Top of RECORDS TO USE

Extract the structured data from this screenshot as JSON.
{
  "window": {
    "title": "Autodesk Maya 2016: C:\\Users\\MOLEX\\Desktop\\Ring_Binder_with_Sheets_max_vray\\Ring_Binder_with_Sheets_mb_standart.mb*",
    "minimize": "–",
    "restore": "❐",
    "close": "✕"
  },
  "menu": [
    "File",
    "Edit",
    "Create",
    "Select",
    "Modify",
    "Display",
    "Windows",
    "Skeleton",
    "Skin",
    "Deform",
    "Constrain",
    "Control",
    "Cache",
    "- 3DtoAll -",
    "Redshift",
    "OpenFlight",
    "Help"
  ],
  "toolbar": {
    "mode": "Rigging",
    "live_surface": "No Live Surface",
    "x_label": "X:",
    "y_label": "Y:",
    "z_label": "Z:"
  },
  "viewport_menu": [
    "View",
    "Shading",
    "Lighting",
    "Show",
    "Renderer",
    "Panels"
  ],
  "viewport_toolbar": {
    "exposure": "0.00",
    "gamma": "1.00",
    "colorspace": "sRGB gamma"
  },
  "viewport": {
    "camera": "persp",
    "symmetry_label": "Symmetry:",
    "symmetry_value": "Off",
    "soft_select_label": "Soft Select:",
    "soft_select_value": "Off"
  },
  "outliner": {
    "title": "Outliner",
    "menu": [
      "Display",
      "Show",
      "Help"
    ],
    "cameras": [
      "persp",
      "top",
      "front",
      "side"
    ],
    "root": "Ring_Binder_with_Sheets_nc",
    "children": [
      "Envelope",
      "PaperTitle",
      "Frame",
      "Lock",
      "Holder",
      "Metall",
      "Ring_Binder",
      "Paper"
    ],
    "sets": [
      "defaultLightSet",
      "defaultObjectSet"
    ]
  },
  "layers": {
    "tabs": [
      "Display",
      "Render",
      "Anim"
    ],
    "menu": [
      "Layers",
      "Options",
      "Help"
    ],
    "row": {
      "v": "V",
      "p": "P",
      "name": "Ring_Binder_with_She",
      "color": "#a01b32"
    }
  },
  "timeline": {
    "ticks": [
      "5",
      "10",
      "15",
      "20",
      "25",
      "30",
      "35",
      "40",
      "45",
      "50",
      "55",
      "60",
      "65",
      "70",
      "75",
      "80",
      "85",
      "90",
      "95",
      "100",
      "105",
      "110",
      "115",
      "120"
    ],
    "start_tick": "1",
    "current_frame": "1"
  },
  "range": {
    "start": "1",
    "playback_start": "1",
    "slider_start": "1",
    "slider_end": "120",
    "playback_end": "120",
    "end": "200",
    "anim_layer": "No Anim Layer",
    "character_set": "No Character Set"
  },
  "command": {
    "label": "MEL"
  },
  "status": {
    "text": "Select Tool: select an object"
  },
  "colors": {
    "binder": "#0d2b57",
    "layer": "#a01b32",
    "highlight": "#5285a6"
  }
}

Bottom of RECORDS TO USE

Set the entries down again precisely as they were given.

Extract the structured data from this screenshot as JSON.
{
  "window": {
    "title": "Autodesk Maya 2016: C:\\Users\\MOLEX\\Desktop\\Ring_Binder_with_Sheets_max_vray\\Ring_Binder_with_Sheets_mb_standart.mb*",
    "minimize": "–",
    "restore": "❐",
    "close": "✕"
  },
  "menu": [
    "File",
    "Edit",
    "Create",
    "Select",
    "Modify",
    "Display",
    "Windows",
    "Skeleton",
    "Skin",
    "Deform",
    "Constrain",
    "Control",
    "Cache",
    "- 3DtoAll -",
    "Redshift",
    "OpenFlight",
    "Help"
  ],
  "toolbar": {
    "mode": "Rigging",
    "live_surface": "No Live Surface",
    "x_label": "X:",
    "y_label": "Y:",
    "z_label": "Z:"
  },
  "viewport_menu": [
    "View",
    "Shading",
    "Lighting",
    "Show",
    "Renderer",
    "Panels"
  ],
  "viewport_toolbar": {
    "exposure": "0.00",
    "gamma": "1.00",
    "colorspace": "sRGB gamma"
  },
  "viewport": {
    "camera": "persp",
    "symmetry_label": "Symmetry:",
    "symmetry_value": "Off",
    "soft_select_label": "Soft Select:",
    "soft_select_value": "Off"
  },
  "outliner": {
    "title": "Outliner",
    "menu": [
      "Display",
      "Show",
      "Help"
    ],
    "cameras": [
      "persp",
      "top",
      "front",
      "side"
    ],
    "root": "Ring_Binder_with_Sheets_nc",
    "children": [
      "Envelope",
      "PaperTitle",
      "Frame",
      "Lock",
      "Holder",
      "Metall",
      "Ring_Binder",
      "Paper"
    ],
    "sets": [
      "defaultLightSet",
      "defaultObjectSet"
    ]
  },
  "layers": {
    "tabs": [
      "Display",
      "Render",
      "Anim"
    ],
    "menu": [
      "Layers",
      "Options",
      "Help"
    ],
    "row": {
      "v": "V",
      "p": "P",
      "name": "Ring_Binder_with_She",
      "color": "#a01b32"
    }
  },
  "timeline": {
    "ticks": [
      "5",
      "10",
      "15",
      "20",
      "25",
      "30",
      "35",
      "40",
      "45",
      "50",
      "55",
      "60",
      "65",
      "70",
      "75",
      "80",
      "85",
      "90",
      "95",
      "100",
      "105",
      "110",
      "115",
      "120"
    ],
    "start_tick": "1",
    "current_frame": "1"
  },
  "range": {
    "start": "1",
    "playback_start": "1",
    "slider_start": "1",
    "slider_end": "120",
    "playback_end": "120",
    "end": "200",
    "anim_layer": "No Anim Layer",
    "character_set": "No Character Set"
  },
  "command": {
    "label": "MEL"
  },
  "status": {
    "text": "Select Tool: select an object"
  },
  "colors": {
    "binder": "#0d2b57",
    "layer": "#a01b32",
    "highlight": "#5285a6"
  }
}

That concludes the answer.